Recorded information
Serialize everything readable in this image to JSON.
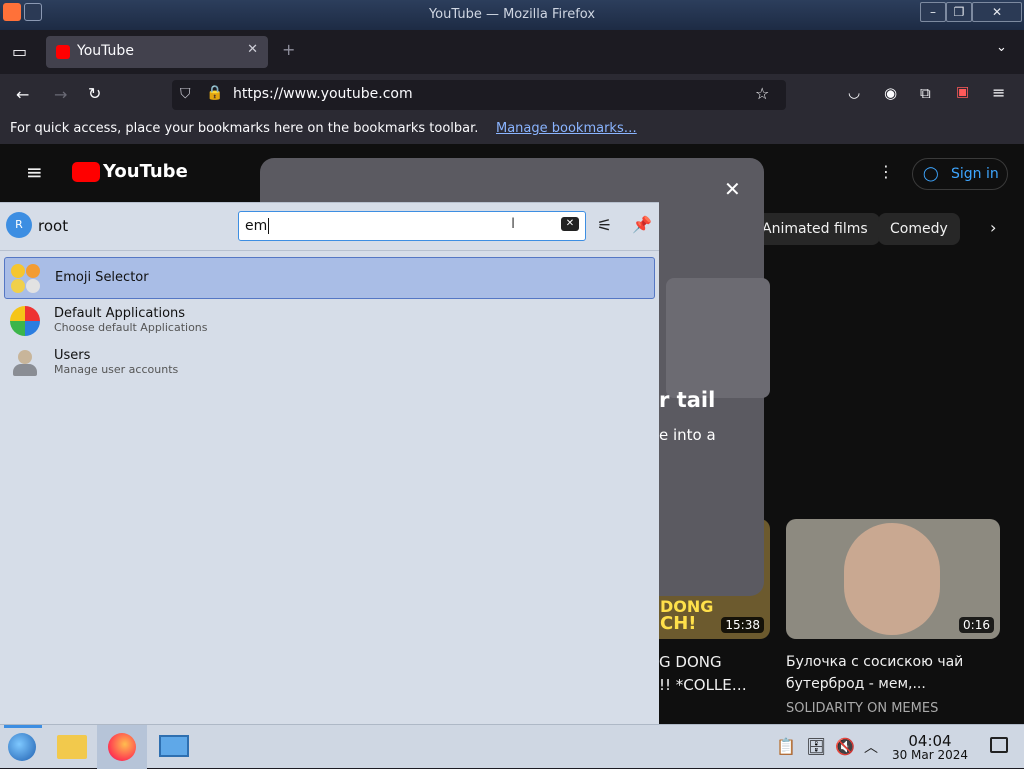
{
  "window": {
    "title": "YouTube — Mozilla Firefox"
  },
  "browser": {
    "tab_title": "YouTube",
    "url": "https://www.youtube.com",
    "bookmarks_msg": "For quick access, place your bookmarks here on the bookmarks toolbar.",
    "bookmarks_link": "Manage bookmarks…"
  },
  "youtube": {
    "logo": "YouTube",
    "sign_in": "Sign in",
    "chips": [
      "Animated films",
      "Comedy"
    ],
    "modal_heading_fragment": "r tail",
    "modal_body_fragment": "e into a",
    "video1": {
      "title1": "G DONG",
      "title2": "!! *COLLE…",
      "duration": "15:38",
      "thumb_text1": "DONG",
      "thumb_text2": "CH!"
    },
    "video2": {
      "title1": "Булочка с сосискою чай",
      "title2": "бутерброд - мем,...",
      "channel": "SOLIDARITY ON MEMES",
      "duration": "0:16"
    }
  },
  "launcher": {
    "user": "root",
    "avatar_initial": "R",
    "search_value": "em",
    "results": [
      {
        "title": "Emoji Selector",
        "subtitle": ""
      },
      {
        "title": "Default Applications",
        "subtitle": "Choose default Applications"
      },
      {
        "title": "Users",
        "subtitle": "Manage user accounts"
      }
    ]
  },
  "taskbar": {
    "time": "04:04",
    "date": "30 Mar 2024"
  },
  "colors": {
    "accent": "#3d8ee2",
    "selected": "#a9bde6",
    "youtube_red": "#ff0000"
  }
}
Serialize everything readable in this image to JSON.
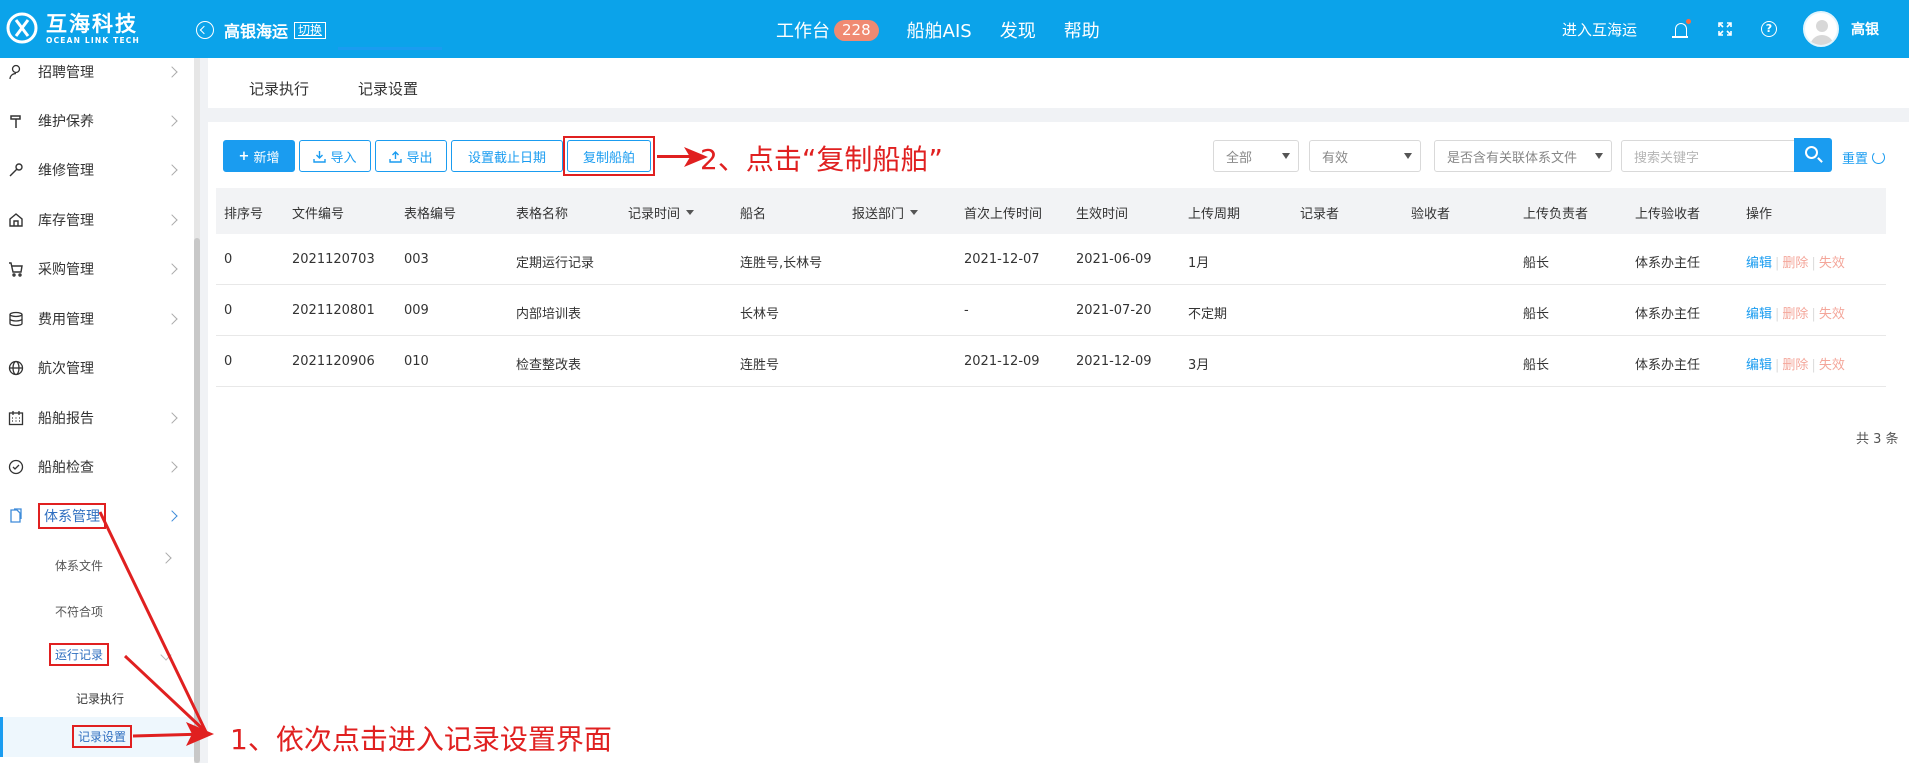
{
  "header": {
    "logo_cn": "互海科技",
    "logo_en": "OCEAN LINK TECH",
    "company": "高银海运",
    "switch_label": "切换",
    "nav": [
      {
        "label": "工作台",
        "badge": "228"
      },
      {
        "label": "船舶AIS"
      },
      {
        "label": "发现"
      },
      {
        "label": "帮助"
      }
    ],
    "enter_label": "进入互海运",
    "user_name": "高银",
    "notification_dot_color": "#ff6b3d"
  },
  "sidebar": {
    "items": [
      {
        "label": "招聘管理",
        "icon": "user-icon"
      },
      {
        "label": "维护保养",
        "icon": "hammer-icon"
      },
      {
        "label": "维修管理",
        "icon": "wrench-icon"
      },
      {
        "label": "库存管理",
        "icon": "home-icon"
      },
      {
        "label": "采购管理",
        "icon": "cart-icon"
      },
      {
        "label": "费用管理",
        "icon": "database-icon"
      },
      {
        "label": "航次管理",
        "icon": "globe-icon"
      },
      {
        "label": "船舶报告",
        "icon": "calendar-icon"
      },
      {
        "label": "船舶检查",
        "icon": "check-circle-icon"
      },
      {
        "label": "体系管理",
        "icon": "document-icon"
      }
    ],
    "sub_items": [
      "体系文件",
      "不符合项",
      "运行记录"
    ],
    "sub_sub_items": [
      "记录执行",
      "记录设置"
    ]
  },
  "tabs": [
    "记录执行",
    "记录设置"
  ],
  "toolbar": {
    "add": "新增",
    "import": "导入",
    "export": "导出",
    "deadline": "设置截止日期",
    "copy_ship": "复制船舶"
  },
  "filters": {
    "scope": "全部",
    "status": "有效",
    "related": "是否含有关联体系文件",
    "search_placeholder": "搜索关键字",
    "reset": "重置"
  },
  "annotations": {
    "step1": "1、依次点击进入记录设置界面",
    "step2": "2、点击“复制船舶”"
  },
  "table": {
    "columns": [
      "排序号",
      "文件编号",
      "表格编号",
      "表格名称",
      "记录时间",
      "船名",
      "报送部门",
      "首次上传时间",
      "生效时间",
      "上传周期",
      "记录者",
      "验收者",
      "上传负责者",
      "上传验收者",
      "操作"
    ],
    "rows": [
      [
        "0",
        "2021120703",
        "003",
        "定期运行记录",
        "",
        "连胜号,长林号",
        "",
        "2021-12-07",
        "2021-06-09",
        "1月",
        "",
        "",
        "船长",
        "体系办主任"
      ],
      [
        "0",
        "2021120801",
        "009",
        "内部培训表",
        "",
        "长林号",
        "",
        "-",
        "2021-07-20",
        "不定期",
        "",
        "",
        "船长",
        "体系办主任"
      ],
      [
        "0",
        "2021120906",
        "010",
        "检查整改表",
        "",
        "连胜号",
        "",
        "2021-12-09",
        "2021-12-09",
        "3月",
        "",
        "",
        "船长",
        "体系办主任"
      ]
    ],
    "ops": {
      "edit": "编辑",
      "delete": "删除",
      "invalidate": "失效"
    },
    "total": "共 3 条"
  },
  "colors": {
    "header_bg": "#0ba3ea",
    "primary": "#1a9cf0",
    "annotation": "#e02020",
    "badge": "#f08a72"
  }
}
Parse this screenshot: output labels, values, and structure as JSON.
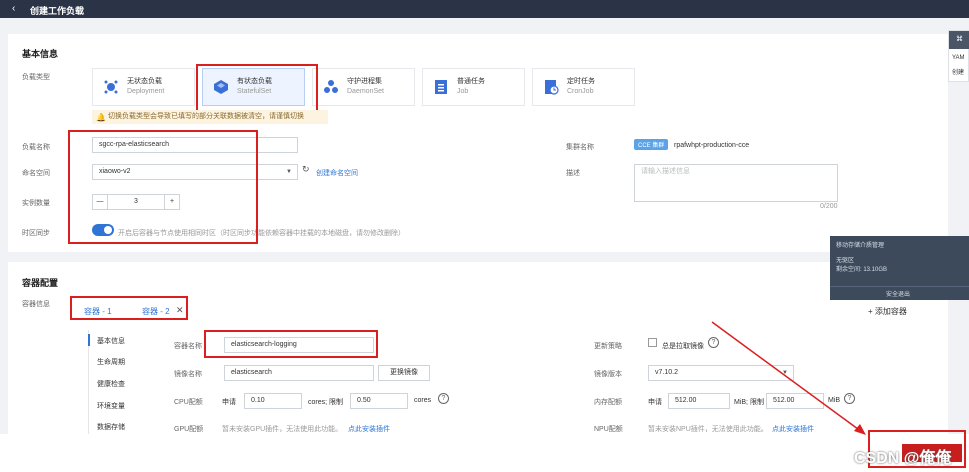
{
  "header": {
    "back_glyph": "‹",
    "title": "创建工作负载"
  },
  "basic": {
    "section_title": "基本信息",
    "type_label": "负载类型",
    "types": [
      {
        "name": "无状态负载",
        "sub": "Deployment"
      },
      {
        "name": "有状态负载",
        "sub": "StatefulSet"
      },
      {
        "name": "守护进程集",
        "sub": "DaemonSet"
      },
      {
        "name": "普通任务",
        "sub": "Job"
      },
      {
        "name": "定时任务",
        "sub": "CronJob"
      }
    ],
    "warning": "切换负载类型会导致已填写的部分关联数据被清空，请谨慎切换",
    "workload_name_label": "负载名称",
    "workload_name_value": "sgcc-rpa-elasticsearch",
    "namespace_label": "命名空间",
    "namespace_value": "xiaowo-v2",
    "create_namespace_link": "创建命名空间",
    "instances_label": "实例数量",
    "instances_minus": "—",
    "instances_value": "3",
    "instances_plus": "+",
    "timesync_label": "时区同步",
    "timesync_desc": "开启后容器与节点使用相同时区（时区同步功能依赖容器中挂载的本地磁盘，请勿修改删除）",
    "cluster_label": "集群名称",
    "cluster_badge": "CCE 集群",
    "cluster_value": "rpafwhpt-production-cce",
    "desc_label": "描述",
    "desc_placeholder": "请输入描述信息",
    "desc_counter": "0/200"
  },
  "container": {
    "section_title": "容器配置",
    "info_label": "容器信息",
    "tabs": [
      "容器 - 1",
      "容器 - 2"
    ],
    "tab_close": "✕",
    "add_container": "+ 添加容器",
    "sidebar": [
      "基本信息",
      "生命周期",
      "健康检查",
      "环境变量",
      "数据存储"
    ],
    "name_label": "容器名称",
    "name_value": "elasticsearch-logging",
    "image_label": "镜像名称",
    "image_value": "elasticsearch",
    "change_image": "更换镜像",
    "update_label": "更新策略",
    "update_desc": "总是拉取镜像",
    "version_label": "镜像版本",
    "version_value": "v7.10.2",
    "cpu_label": "CPU配额",
    "cpu_request_label": "申请",
    "cpu_request": "0.10",
    "cpu_unit_limit": "cores; 限制",
    "cpu_limit": "0.50",
    "cpu_unit": "cores",
    "mem_label": "内存配额",
    "mem_request_label": "申请",
    "mem_request": "512.00",
    "mem_unit_limit": "MiB; 限制",
    "mem_limit": "512.00",
    "mem_unit": "MiB",
    "gpu_label": "GPU配额",
    "gpu_desc": "暂未安装GPU插件，无法使用此功能。",
    "gpu_link": "点此安装插件",
    "npu_label": "NPU配额",
    "npu_desc": "暂未安装NPU插件，无法使用此功能。",
    "npu_link": "点此安装插件"
  },
  "overlay": {
    "panel_title": "移动存储介质管理",
    "panel_line1": "无驱区",
    "panel_line2": "剩余空间: 13.10GB",
    "panel_exit": "安全退出",
    "side_tab_text1": "YAM",
    "side_tab_text2": "创建"
  },
  "watermark": "CSDN @俺俺",
  "colors": {
    "accent": "#2e75d6",
    "red": "#d9201f",
    "topbar": "#2b3346"
  }
}
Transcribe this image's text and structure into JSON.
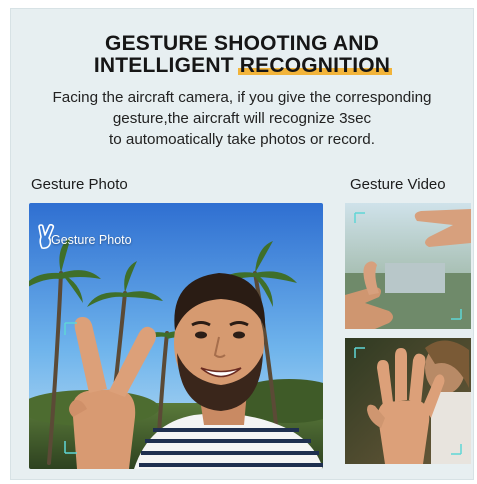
{
  "headline": {
    "line1": "GESTURE SHOOTING AND",
    "line2_prefix": "INTELLIGENT ",
    "line2_highlight": "RECOGNITION"
  },
  "description": {
    "line1": "Facing the aircraft camera, if you give the corresponding",
    "line2": "gesture,the aircraft will recognize 3sec",
    "line3": "to automoatically take photos or record."
  },
  "gesture_photo": {
    "label": "Gesture Photo",
    "overlay_label": "Gesture Photo",
    "overlay_icon": "victory-hand-icon"
  },
  "gesture_video": {
    "label": "Gesture Video"
  },
  "colors": {
    "highlight": "#f2b43a",
    "card_background": "#e7eff1",
    "focus_brackets": "#5fd6d6"
  }
}
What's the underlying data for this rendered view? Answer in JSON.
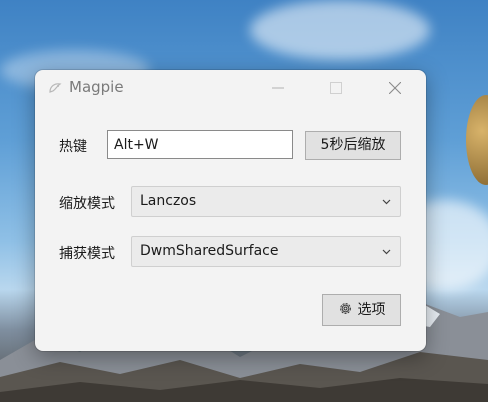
{
  "window": {
    "title": "Magpie",
    "icons": {
      "app": "magpie-icon",
      "minimize": "minimize-icon",
      "maximize": "maximize-icon",
      "close": "close-icon"
    }
  },
  "form": {
    "hotkey_label": "热键",
    "hotkey_value": "Alt+W",
    "scale_button": "5秒后缩放",
    "scale_mode_label": "缩放模式",
    "scale_mode_value": "Lanczos",
    "capture_mode_label": "捕获模式",
    "capture_mode_value": "DwmSharedSurface",
    "options_button": "选项",
    "options_icon": "gear-icon",
    "dropdown_icon": "chevron-down-icon"
  },
  "colors": {
    "window_bg": "#f3f3f3",
    "button_bg": "#e1e1e1",
    "select_bg": "#ebebeb",
    "title_text": "#7a7a7a"
  }
}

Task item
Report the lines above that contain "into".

Exercise response
    "modal_body_fragment": "e into a",
Transcribe this image's text and structure into JSON.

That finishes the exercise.